GIVEN RECORDS.

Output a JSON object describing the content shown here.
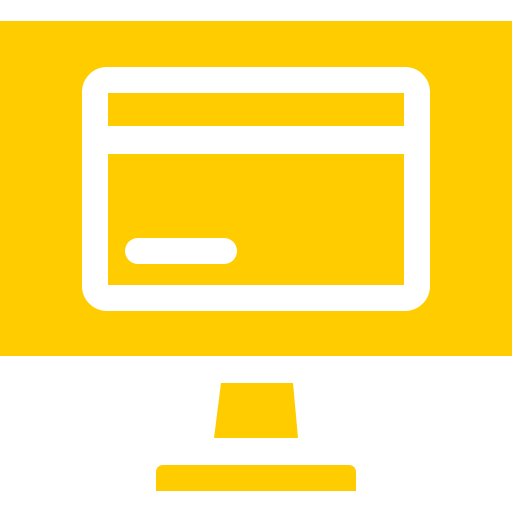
{
  "icon": {
    "name": "computer-monitor-icon",
    "inner": "credit-card-icon"
  },
  "colors": {
    "accent": "#FFCC00",
    "background": "#FFFFFF"
  }
}
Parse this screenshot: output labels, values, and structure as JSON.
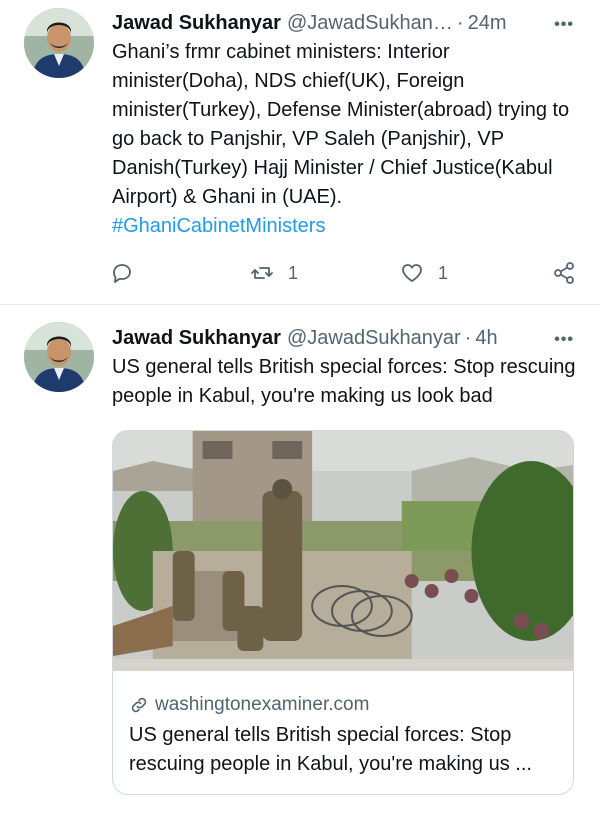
{
  "tweets": [
    {
      "author_name": "Jawad Sukhanyar",
      "author_handle": "@JawadSukhan…",
      "separator": "·",
      "time": "24m",
      "more_label": "•••",
      "text": "Ghani’s frmr cabinet ministers: Interior minister(Doha), NDS chief(UK), Foreign minister(Turkey), Defense Minister(abroad) trying to go back to Panjshir, VP Saleh (Panjshir), VP Danish(Turkey) Hajj Minister / Chief Justice(Kabul Airport) & Ghani in (UAE).",
      "hashtag": "#GhaniCabinetMinisters",
      "actions": {
        "reply_icon": "reply-icon",
        "retweet_icon": "retweet-icon",
        "retweet_count": "1",
        "like_icon": "heart-icon",
        "like_count": "1",
        "share_icon": "share-icon"
      }
    },
    {
      "author_name": "Jawad Sukhanyar",
      "author_handle": "@JawadSukhanyar",
      "separator": "·",
      "time": "4h",
      "more_label": "•••",
      "text": "US general tells British special forces: Stop rescuing people in Kabul, you're making us look bad",
      "card": {
        "image_description_icon": "photo",
        "link_icon": "link-icon",
        "domain": "washingtonexaminer.com",
        "title": "US general tells British special forces: Stop rescuing people in Kabul, you're making us ..."
      }
    }
  ],
  "colors": {
    "accent": "#1d9bf0",
    "text": "#0f1419",
    "secondary": "#536471",
    "divider": "#e7eaee"
  }
}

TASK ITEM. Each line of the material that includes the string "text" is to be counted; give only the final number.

RESULT OF THIS EXERCISE. 3